Drainage update 3/24/2017
Upcoming Drainage Hearings or Meetings:
As I have stated before, 2017 may go down as the busiest year in the drainage office's history. We will have multiple large scale projects going on throughout the year into late fall and early winter. Some of these projects can range from a few weeks to a few months or more.
At Blue Earth County Drainage, we are working closely with engineers to always make our projects more and more clean-water friendly. The guidelines set forth from outside government agencies are also getting more restrictive for clean water standards and storm water standards. The photo below illustrates one of our project plans proposing using BMP's (Best Management Practices).
We at Blue Earth County Drainage are always trying to implement BMP’s into all of our projects that involve engineering. The large scale of upcoming projects also comes with them a larger number of BMP’s being implementing in these plans. Not all of these BMP’s are the same and some can get costly in a hurry. I have recently put together a sitdown meeting with our local SWCD (Soil and Water Conservation District) and engineering firm to discuss possible government assistance for funding these BMP’s that we will be using in upcoming projects this year.
We have a good working relationship with our local SWCD, which makes these planning and brainstorming sessions easier. BWSR (Board of Soil and Water Resources) has passed down some extra funding available this year for just these types of projects that benefit clean water quality practices. In just a couple projects we have going this year the additional funding can reduce overall project cost by almost $100,000. That number may not seem like a huge price reduction, but every little bit helps.
Conservation Tillage, Timing and Commitment:
I read a very interesting article that I found on the Ag Water Exchange website. This article was originally posted from the UW Extension office. The article focused on a farm in Wisconsin, actually two different sites on the same farm. The study consisted of seven years’ worth of replicated data. The advantage of having two sites on the same farm is they both receive the same weather events, making the data all the more equal. Both sites were managed slightly differently. One site was more agricultural and the other more woods and grasses.
Some interesting things came out of this seven year study. The group used a multitude of BMP’s in both sites to make the study as fair and evenly controlled as possible. BMP’s included dams (grade stabilization structures), grass waterways, no-till planting methods and cover crops in between growing seasons of corn. Very interesting in how the two sites compare with soil and nutrient losses. This was in fact the major reason for the study. The study hopes to shed light on different farming practices to reduce our impact on water quality.
One thing I took from the study was: both sites acted very similar in their soil and nutrient losses during frozen months. The months that researchers saw spikes in sediment and nutrient increases, in the more agricultural zone, were May and June (the wetter months).
The farmer that ran the land paid very close attention to weather patterns and other environmental conditions before making his manure or fertilizer applications.

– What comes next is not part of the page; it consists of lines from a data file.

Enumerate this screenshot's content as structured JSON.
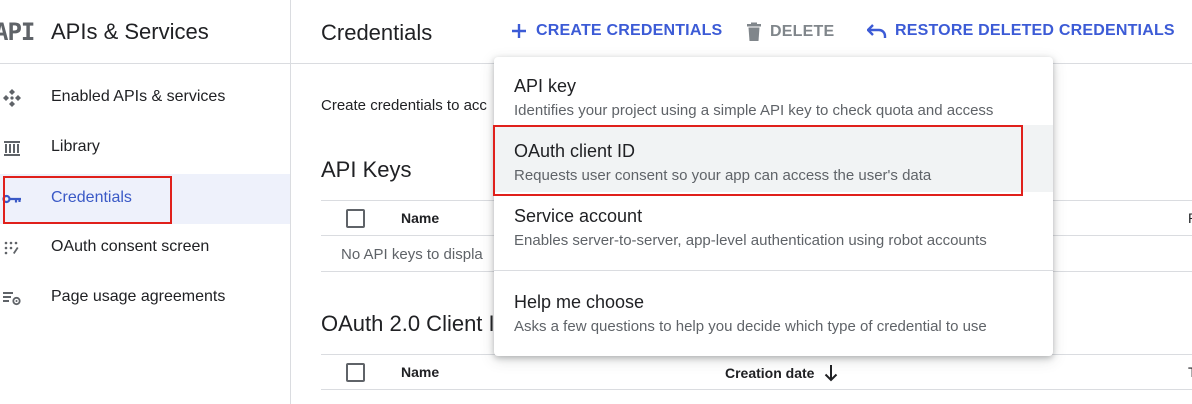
{
  "sidebar": {
    "logo_text": "API",
    "title": "APIs & Services",
    "items": [
      {
        "label": "Enabled APIs & services",
        "icon": "enabled-apis-icon"
      },
      {
        "label": "Library",
        "icon": "library-icon"
      },
      {
        "label": "Credentials",
        "icon": "key-icon"
      },
      {
        "label": "OAuth consent screen",
        "icon": "consent-icon"
      },
      {
        "label": "Page usage agreements",
        "icon": "settings-list-icon"
      }
    ]
  },
  "toolbar": {
    "page_title": "Credentials",
    "create_label": "CREATE CREDENTIALS",
    "delete_label": "DELETE",
    "restore_label": "RESTORE DELETED CREDENTIALS"
  },
  "main": {
    "intro_text": "Create credentials to acc",
    "api_keys_heading": "API Keys",
    "api_keys_table": {
      "col_name": "Name",
      "col_edge": "R",
      "empty_text": "No API keys to displa"
    },
    "oauth_heading": "OAuth 2.0 Client I",
    "oauth_table": {
      "col_name": "Name",
      "col_date": "Creation date",
      "col_edge": "T"
    }
  },
  "menu": {
    "items": [
      {
        "title": "API key",
        "description": "Identifies your project using a simple API key to check quota and access"
      },
      {
        "title": "OAuth client ID",
        "description": "Requests user consent so your app can access the user's data"
      },
      {
        "title": "Service account",
        "description": "Enables server-to-server, app-level authentication using robot accounts"
      },
      {
        "title": "Help me choose",
        "description": "Asks a few questions to help you decide which type of credential to use"
      }
    ]
  },
  "colors": {
    "accent": "#3c5bd6",
    "highlight_box": "#e0201b",
    "active_bg": "#eef1fb"
  }
}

This was also noticed in the study because no spikes were recorded other than two days out of over 2,000 days of recording data.
This is a very good article I encourage people to check out. It gives a very different perspective to what simple changes can be made to current farming practices to reduce our footprint in water quality. I also like that it shows that farmers are and have been doing due diligence to help water quality. Click link to read article in full.
Recent Drainage Inspections – week of March 20 – March 24:
Upcoming Drainage Inspections:
Please call with issues you observe on our public drainage system, as there is a lot of open ditch and tile in our county and only two of us in the drainage department. We will do our absolute best to service your issues and concerns as we receive them.
Drainage Management Specialist